But Russian declaration of independence for the breakaway republics is not without problems. China and India and many others who opposed Kosovo’s independence may not be favourably disposed towards the new states for reasons not hard to discern. China and India have their own share of separatist movements. Hence they will be wary of supporting the Russian move. Elsewhere, if Kurds are fighting for independence from Turkey, the Armenian enclave wants to secede from Azerbaijan. Many analysts maintain that the breakaway republics will ultimately join the Russian Federation.
Georgia lies at the heart of the Caucasus, a volatile region through which oil and gas flow from Asia to Europe. The US interest in Georgia too is because of the Caspian pipeline that runs via Tbilisi.

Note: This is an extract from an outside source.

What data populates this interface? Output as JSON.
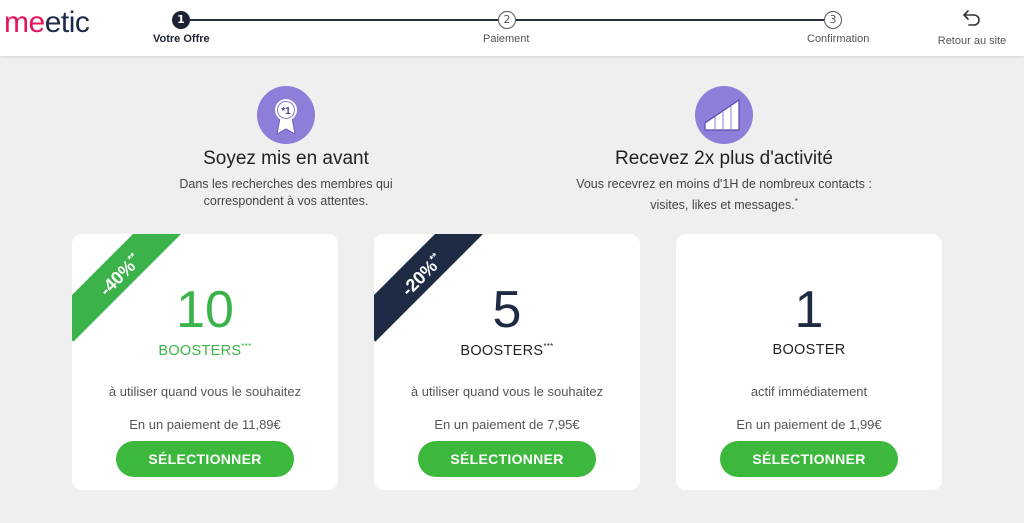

Some Western commentators are blaming Moscow for initiating a new Cold War. But it is the US which, in order to retain its pre-eminent role in world politics, is preventing other states from challenging Washington’s leadership. Washignton has begun to realise that its arrogance of power has severe constraints. Its policy of deterring potential competitors from even aspiring to a larger regional or global role has miserably failed. Kosovo and South Ossetia have opened up a new Pandora’s Box.
When is a movement ripe enough to merit independence? The world is yet to find an ideal formula. There is still no consensus on what constitutes well-defined borders, respect for minority and ethnic rights or the ideal barometer to judge if the population genuinely wants independence without manipulation or interference from a hostile neighbour or regional power. Till that happens, there will be an element of ad hocism and arbitrariness in supporting a movement for independence. Each case will therefore be treated as special.
All said, with Georgian President Saakashvili scoring a self-goal in South Ossetia, President Medvedev has marked an end to America’s unipolar moment. Russia, the world’s first energy superpower, has drawn a red line no one dare cross, not even the US, the world’s only superpower.
The author is an Associate Director, Institute of Social Sciences, New Delhi.